    the castros have sacrificed so much for the sake of Cuba and the people they dearly love , I think his Excellency the honorable Raúl Castro deserves the Nobel Prize for Peace in stepping aside and allowing a peaceful transition of power , I hope that the Cubans will not make the mistake of diving too deep into the vampire parasitic talmudic fractional currency westernize banking system , all what they need is to take a good look around them in the Caribbeans and see how some of their neighbors in the Caribbeans ended up to there eyeballs and death and before you know it taxes get so high that the native inhabitants will be taxed out of their own property and will be homeless in their own country for the sake of making a bunch of foreigners super rich ,
    God bless Cuba

    Reply
    • April 22, 2018 at 6:42 am
      Permalink

      Stupid advice. Cuba needs at least $5 billion of foreign investment annually in Cuba in order to resuscitate its moribund economy. By shutting down as you suggest, the likelihood of attracting foreign investors is nil. Socialism for the Stone Ages may sound attractive to you but for Cubans who have to live with it, it would only continue the suffering.

      Reply
      • April 23, 2018 at 10:59 am
        Permalink

        Moses, actually Cuba needs $5.4 billion every year just to finance its external trade deficit which arises from the need to import the food necessary to feed everyone. So $5.4 billion is just to break even. Anything to actually invest in an attempt to move forward with economic improvement is on top of that. So if you believe $5 billion is required for investment, that adds up to a total of $10.4 billion.

        Reply
        • April 24, 2018 at 10:32 am
          Permalink

          I have seen Cuban government estimates of $7 billion but your $10+ billion, as explained, makes sense.

          Reply
    • April 23, 2018 at 11:10 am
      Permalink

      NIdal: If you think the five years Raul spent training his personally chosen replacement and still remaining First Secretary of the Communist Party as well as remaining head of the Cuban military which controls the economy could be considered as “letting go”, then you think differently than I do.

      Reply
    • May 3, 2018 at 5:09 pm
      Permalink

      Oh dear!
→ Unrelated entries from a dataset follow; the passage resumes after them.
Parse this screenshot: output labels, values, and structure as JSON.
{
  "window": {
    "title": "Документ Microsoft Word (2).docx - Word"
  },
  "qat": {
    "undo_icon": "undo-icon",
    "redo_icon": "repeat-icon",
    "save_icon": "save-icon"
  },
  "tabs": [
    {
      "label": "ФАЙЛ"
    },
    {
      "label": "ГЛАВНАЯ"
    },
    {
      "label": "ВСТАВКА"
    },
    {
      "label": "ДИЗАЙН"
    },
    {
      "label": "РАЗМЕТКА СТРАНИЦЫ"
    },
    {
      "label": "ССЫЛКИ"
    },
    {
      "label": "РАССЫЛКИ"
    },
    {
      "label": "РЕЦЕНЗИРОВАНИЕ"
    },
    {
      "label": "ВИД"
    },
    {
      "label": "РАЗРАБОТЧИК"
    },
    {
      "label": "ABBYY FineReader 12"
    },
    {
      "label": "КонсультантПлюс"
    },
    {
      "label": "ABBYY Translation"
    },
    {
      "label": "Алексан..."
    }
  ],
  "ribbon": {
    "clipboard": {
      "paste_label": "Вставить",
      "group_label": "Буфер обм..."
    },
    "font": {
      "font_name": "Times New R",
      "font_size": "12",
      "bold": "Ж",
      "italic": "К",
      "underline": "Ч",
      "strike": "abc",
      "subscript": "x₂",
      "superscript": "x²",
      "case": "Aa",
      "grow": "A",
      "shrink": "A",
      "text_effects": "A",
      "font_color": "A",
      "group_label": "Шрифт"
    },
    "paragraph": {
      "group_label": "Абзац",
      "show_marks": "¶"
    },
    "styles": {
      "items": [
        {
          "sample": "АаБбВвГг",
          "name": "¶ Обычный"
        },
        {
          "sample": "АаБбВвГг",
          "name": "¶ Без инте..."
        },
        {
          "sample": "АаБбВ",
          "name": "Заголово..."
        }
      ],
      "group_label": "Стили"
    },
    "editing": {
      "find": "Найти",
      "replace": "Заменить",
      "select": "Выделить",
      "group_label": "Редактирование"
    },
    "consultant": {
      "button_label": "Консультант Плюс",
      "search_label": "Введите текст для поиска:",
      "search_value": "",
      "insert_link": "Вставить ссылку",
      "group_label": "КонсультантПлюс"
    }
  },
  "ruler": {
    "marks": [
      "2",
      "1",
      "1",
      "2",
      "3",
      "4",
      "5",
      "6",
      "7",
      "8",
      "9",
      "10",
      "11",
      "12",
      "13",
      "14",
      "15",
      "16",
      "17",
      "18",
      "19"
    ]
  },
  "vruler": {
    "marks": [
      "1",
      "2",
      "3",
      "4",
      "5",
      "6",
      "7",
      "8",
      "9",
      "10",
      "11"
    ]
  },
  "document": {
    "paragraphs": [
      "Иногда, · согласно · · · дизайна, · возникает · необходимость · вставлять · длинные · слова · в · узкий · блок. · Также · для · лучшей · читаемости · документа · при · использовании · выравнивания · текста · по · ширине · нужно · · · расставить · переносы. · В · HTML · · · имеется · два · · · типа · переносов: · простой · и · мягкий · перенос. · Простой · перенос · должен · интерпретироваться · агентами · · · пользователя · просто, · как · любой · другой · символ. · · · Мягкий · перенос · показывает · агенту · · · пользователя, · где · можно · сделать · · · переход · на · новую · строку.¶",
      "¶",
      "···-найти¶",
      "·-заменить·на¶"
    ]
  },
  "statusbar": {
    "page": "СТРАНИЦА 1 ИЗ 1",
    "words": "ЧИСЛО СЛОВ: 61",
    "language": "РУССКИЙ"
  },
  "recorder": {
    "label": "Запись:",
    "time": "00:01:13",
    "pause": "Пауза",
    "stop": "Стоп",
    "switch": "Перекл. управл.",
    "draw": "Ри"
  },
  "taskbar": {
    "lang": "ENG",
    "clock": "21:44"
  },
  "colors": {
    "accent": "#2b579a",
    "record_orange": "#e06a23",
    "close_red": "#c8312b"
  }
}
Nidal you really have swallowed the worm. Are you aware Nidal that in Cuba, the Communist Party is superior to the State? The First Secretary of the Communist Party of Cuba is Raul Castro Ruz. You obviously associate the title of President as being the top position. Not so in Cuba, Raul has merely passed the daily chores to Diaz-Canel, but retains the power and thus control.
      As for the banking system, Cuba has two currencies, the national peso and the Cuban convertible. Neither is accepted internationally as they do not float on the market, If they did, their value would decrease rapidly.
      As for “native inhabitants” few of the Caribbean nations have any. In Cuba the Spanish eradicated the Taino (genocide). Practically without exception the populations are immigrant descendants. In the case of Cuba, the initial immigrants were Spanish Catholics who having virtually eradicated the Taino, imported African slaves (compulsory immigration).
      Do you know Nidal of any other Caribbean island nation seeking to become communist?

      Reply

Leave a Reply

Your email address will not be published. Required fields are marked *